• [Task instructions]
Scan the listing beneath this sentence. Report each line with the word "JSON".
++++ Dataset content ++++
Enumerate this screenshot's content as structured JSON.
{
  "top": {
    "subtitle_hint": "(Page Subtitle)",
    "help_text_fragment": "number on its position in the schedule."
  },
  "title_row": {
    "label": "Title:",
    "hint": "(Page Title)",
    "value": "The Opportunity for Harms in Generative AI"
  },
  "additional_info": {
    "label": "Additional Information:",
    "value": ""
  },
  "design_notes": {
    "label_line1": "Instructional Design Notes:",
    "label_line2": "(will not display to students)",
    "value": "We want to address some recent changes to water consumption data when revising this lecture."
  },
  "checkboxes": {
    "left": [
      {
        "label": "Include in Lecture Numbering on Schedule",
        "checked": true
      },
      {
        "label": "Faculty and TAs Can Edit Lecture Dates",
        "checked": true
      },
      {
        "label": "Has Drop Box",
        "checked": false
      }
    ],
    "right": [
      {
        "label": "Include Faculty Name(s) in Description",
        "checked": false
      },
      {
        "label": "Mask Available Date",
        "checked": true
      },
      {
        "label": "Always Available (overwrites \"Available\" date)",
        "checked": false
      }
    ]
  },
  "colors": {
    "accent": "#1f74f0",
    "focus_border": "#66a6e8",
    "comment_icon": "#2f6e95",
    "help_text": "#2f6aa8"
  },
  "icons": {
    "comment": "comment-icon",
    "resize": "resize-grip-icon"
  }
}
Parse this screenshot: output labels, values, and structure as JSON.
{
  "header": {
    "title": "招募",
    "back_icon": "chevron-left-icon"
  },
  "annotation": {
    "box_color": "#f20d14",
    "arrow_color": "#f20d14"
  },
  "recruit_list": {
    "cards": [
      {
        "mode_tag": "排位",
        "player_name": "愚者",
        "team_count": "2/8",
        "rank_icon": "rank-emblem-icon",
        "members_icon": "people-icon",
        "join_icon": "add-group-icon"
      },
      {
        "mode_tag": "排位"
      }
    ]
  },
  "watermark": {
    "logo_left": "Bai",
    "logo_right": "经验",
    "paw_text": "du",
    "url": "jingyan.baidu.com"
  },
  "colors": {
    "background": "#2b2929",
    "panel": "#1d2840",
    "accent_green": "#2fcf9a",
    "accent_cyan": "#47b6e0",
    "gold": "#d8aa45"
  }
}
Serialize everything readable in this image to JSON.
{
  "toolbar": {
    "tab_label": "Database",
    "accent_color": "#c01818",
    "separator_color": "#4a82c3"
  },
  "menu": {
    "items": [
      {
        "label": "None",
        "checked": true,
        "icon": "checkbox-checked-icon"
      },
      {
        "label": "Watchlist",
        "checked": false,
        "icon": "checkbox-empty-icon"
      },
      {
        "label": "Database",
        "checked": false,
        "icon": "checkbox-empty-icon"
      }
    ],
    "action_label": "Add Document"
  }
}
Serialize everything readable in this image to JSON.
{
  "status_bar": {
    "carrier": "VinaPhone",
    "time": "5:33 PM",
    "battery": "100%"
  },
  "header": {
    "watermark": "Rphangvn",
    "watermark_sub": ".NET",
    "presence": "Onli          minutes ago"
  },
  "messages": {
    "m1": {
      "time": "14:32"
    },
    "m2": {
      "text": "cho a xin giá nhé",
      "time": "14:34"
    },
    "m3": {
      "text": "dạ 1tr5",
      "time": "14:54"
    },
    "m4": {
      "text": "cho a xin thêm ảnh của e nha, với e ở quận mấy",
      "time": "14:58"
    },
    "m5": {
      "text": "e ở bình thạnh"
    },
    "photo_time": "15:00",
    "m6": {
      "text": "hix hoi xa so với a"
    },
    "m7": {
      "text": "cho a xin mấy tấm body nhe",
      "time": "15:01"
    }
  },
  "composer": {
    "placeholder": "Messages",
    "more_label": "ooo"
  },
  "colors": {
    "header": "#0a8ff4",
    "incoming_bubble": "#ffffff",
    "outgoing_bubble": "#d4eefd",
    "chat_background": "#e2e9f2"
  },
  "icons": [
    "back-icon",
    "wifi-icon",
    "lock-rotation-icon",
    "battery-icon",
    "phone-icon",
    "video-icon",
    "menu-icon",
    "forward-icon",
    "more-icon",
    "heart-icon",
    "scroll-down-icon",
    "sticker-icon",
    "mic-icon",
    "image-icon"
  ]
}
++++
• [Result of the task]
Enumerate this screenshot's content as structured JSON.
Parse this screenshot: output labels, values, and structure as JSON.
Serialize everything readable in this image to JSON.
Serialize everything readable in this image to JSON.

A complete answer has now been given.